We think you will enjoy peaceful Prince Alfred Park – a heritage destination to the north of Lennox Bridge and Riverside Theatres. It is a lovely city park: small and oasis-like, with lush palm trees lining its footpaths. The site of the colony's first gaol, today it is a shaded space where residents work out, read or engage in conversation.
The park was created in 1869 and a stately octagonal Victorian rotunda, built in 1899 sits at its Church Street entrance. The exciting Parramasala Parade ends its colourful march up Church Street here, where residents gather to enjoy entertainment.
Anecdotal history suggests that in 1799 convicts set fire to the first prison – Gaol Green, a log and wood structure which would have burned easily. A stone structure replaced it in 1802, which leads one to speculate about public safety during the gap years. By 1835, the new building was overcrowded and unsafe and was demolished in 1842 and replaced with another, on O'Connell Street.
Address: 73 O'Connell Street, Parramatta
This large early prison has survived and remains substantially intact. It is a registered historic artefact. The prison is surrounded by a high austere sandstone wall and the original entry gate opens onto the small main courtyard.
The gaol is a two-storey building and research tells us that soldiers were quartered on the second storey and their horses were stabled below. Prisoners were housed in three prison blocks built in 1883, 1887 and 1898. Probably in keeping with the punishment of the times, the sandstone building is severe and bleak.
Completed in 1885 – bridge is of state significance
Caution: we do not recommend this for children under 9.
The walk from Hambledon Cottage to the Gasworks Bridge is a bit of a hike. We suggest you drive. Exiting Experiment Farm, turn right onto Harris Street. Cross Parkes Street, then cross George Street. Cross the bridge (Harris Street becomes Macarthur Street) and immediately turn right into the reserve/carpark and before New Zealand Street. This is a residential area, so street parking is easy to find. (CAUTION: The greatest difficulty is crossing Macarthur Street to get to the footpath.)
Walk the pedestrian footpath to the middle of the bridge – the overall length is 100m and is a two-lane bridge. From the centre, the view down to the river and back to Parramatta is exciting. Parents will like the rectangular lattice trusses – the aesthetic strong lines of the bridge. Kids will love the noise, the narrow footpath and looking down to the river from this old lattice truss bridge.
Hours: Open Days: First Saturday of July, October, January, April
It is time to unleash your 'inner explorer', and the heritage trail is an opportunity to explore: to see exhilarating vistas and remarkable estates, hear significant narratives, devour great food and grab a few winks at exceptional accommodation. This is a Greater Blue Mountains Heritage Trail Open Day.

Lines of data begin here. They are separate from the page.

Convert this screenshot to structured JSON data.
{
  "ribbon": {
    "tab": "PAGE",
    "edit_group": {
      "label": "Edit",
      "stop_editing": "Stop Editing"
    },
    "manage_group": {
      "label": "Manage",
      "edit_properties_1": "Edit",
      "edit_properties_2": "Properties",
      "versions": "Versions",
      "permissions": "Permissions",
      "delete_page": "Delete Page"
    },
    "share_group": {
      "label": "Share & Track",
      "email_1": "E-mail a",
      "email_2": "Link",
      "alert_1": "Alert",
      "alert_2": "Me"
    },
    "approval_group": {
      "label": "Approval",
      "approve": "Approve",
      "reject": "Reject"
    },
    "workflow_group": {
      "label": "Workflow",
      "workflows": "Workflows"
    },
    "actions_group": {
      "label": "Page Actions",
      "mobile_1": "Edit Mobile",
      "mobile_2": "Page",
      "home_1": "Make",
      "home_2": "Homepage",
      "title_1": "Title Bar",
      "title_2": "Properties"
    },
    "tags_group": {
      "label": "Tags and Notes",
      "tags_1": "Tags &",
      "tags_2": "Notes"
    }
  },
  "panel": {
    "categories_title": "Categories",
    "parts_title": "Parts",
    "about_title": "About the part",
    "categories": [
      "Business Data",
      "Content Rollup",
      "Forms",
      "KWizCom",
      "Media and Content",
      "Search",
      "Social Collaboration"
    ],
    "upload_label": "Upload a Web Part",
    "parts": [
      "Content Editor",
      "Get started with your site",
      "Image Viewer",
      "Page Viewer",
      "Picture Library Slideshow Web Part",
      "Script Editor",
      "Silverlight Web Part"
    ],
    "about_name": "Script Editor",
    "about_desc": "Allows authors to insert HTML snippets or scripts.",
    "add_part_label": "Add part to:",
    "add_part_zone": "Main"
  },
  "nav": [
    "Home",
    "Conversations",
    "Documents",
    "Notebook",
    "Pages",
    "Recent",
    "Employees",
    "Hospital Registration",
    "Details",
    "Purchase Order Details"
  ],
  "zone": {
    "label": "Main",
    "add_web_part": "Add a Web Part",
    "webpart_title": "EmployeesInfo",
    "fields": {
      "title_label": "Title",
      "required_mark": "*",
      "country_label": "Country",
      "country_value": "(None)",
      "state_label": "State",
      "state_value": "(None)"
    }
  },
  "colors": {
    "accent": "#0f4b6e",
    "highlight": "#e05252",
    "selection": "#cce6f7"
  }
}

Penrith, Windsor, Bells Line of Road, Falconbridge, Valley Heights, Leura, Katoomba and Lithgow: villages and towns that collectively share the early history of New South Wales. These represent notable events found in history books, not mere footnotes: crossing the impenetrable Blue Mountains, growing food for colonial Sydney, opening mining fields and cattle grazing lands and building exceptional hotels and guesthouses.
On the Trail, accessible by road or by rail, each locale has conceived a means to commemorate and celebrate: old gully bridges, Aboriginal hand painting and rock carving, steam trains, thrilling cable cars and skyways, cool botanic gardens, gardens with impish sculpture, museums with fictitious animals. Tall tales and the local yarns are exceptional when you visit the family history societies. And, what about preserving the very old buildings? Today, they are often an exceptional gallery, a performing hall, a lovely tea room or a yummy lolly shop.
Each locale on the Trail is connected with distinctive physical beauty - a river, a winding road, caves, canyons, mountain vistas - but paramount are the volunteering locals on duty who know each area like the back of their hands.
* Many of these attractions are open year round beyond the Heritage Open Day. For details, check www.heritagedrive.com.au.